**RECORD EXCERPTS:**
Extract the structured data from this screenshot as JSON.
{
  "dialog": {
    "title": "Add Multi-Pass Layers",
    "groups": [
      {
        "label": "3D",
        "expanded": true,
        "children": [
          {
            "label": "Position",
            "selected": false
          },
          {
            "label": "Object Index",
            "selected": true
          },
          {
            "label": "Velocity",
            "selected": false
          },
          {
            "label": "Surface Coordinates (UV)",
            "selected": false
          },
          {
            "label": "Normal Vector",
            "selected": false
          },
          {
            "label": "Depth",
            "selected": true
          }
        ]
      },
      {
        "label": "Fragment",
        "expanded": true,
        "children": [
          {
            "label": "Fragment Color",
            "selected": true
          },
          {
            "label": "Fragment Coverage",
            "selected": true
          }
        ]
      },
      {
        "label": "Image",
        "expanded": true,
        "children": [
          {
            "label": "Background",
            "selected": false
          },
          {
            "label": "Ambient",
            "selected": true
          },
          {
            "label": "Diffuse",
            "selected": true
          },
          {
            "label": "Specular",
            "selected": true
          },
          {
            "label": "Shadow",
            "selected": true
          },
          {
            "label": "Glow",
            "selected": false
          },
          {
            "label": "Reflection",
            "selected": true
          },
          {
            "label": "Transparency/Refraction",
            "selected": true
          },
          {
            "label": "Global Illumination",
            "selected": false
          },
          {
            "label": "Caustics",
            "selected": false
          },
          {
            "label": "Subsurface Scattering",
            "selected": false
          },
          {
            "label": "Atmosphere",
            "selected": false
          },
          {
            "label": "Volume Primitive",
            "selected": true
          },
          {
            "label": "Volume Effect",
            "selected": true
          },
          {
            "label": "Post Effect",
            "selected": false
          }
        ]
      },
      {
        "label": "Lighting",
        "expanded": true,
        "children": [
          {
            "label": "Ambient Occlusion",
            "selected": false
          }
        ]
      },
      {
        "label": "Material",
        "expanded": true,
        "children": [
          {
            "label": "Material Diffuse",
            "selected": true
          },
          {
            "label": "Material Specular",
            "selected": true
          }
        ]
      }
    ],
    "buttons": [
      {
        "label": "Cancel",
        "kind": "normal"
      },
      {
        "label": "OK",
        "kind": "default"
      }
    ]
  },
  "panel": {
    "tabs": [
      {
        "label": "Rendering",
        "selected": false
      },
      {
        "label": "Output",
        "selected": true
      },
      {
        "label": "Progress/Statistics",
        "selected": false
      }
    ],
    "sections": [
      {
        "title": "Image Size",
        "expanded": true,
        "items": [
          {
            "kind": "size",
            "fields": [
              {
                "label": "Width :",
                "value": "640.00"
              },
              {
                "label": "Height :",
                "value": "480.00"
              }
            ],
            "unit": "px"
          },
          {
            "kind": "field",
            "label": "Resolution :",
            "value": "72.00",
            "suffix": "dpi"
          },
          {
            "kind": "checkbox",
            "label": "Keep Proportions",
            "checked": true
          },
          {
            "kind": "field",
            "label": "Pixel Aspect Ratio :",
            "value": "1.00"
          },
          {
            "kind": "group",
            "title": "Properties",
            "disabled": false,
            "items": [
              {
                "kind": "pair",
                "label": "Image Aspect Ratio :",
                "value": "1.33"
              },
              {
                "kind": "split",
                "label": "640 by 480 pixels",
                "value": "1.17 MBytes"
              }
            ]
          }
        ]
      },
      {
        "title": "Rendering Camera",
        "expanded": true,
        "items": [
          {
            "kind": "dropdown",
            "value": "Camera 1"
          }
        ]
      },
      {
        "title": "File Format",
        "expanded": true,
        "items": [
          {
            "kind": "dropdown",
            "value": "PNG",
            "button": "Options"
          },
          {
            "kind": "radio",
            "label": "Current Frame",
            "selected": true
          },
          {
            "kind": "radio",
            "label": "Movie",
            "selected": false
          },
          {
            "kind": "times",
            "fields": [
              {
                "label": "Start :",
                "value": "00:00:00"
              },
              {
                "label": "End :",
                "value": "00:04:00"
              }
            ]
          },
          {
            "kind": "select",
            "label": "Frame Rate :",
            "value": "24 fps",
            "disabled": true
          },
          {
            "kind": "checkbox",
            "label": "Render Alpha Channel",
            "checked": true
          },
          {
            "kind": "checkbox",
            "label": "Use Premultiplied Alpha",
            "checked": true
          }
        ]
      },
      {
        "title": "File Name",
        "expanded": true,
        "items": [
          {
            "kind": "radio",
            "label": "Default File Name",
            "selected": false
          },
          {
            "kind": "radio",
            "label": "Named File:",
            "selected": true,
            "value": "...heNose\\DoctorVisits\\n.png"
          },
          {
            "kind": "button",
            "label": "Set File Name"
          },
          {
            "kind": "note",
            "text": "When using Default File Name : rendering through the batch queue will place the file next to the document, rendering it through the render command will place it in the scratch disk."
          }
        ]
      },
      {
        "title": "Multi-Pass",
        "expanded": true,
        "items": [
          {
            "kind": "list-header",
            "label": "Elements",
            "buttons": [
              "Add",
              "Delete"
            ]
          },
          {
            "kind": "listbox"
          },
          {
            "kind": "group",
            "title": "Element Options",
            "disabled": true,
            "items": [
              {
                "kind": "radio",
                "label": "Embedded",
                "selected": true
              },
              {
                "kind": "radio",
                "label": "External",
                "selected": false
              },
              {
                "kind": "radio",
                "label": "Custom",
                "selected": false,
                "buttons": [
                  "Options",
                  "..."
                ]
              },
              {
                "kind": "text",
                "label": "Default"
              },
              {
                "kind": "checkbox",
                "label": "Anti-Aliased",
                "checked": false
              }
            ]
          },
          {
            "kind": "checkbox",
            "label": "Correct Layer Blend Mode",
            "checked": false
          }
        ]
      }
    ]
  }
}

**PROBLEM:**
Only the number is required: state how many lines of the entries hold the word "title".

**THE COMPLETED TASK:**
8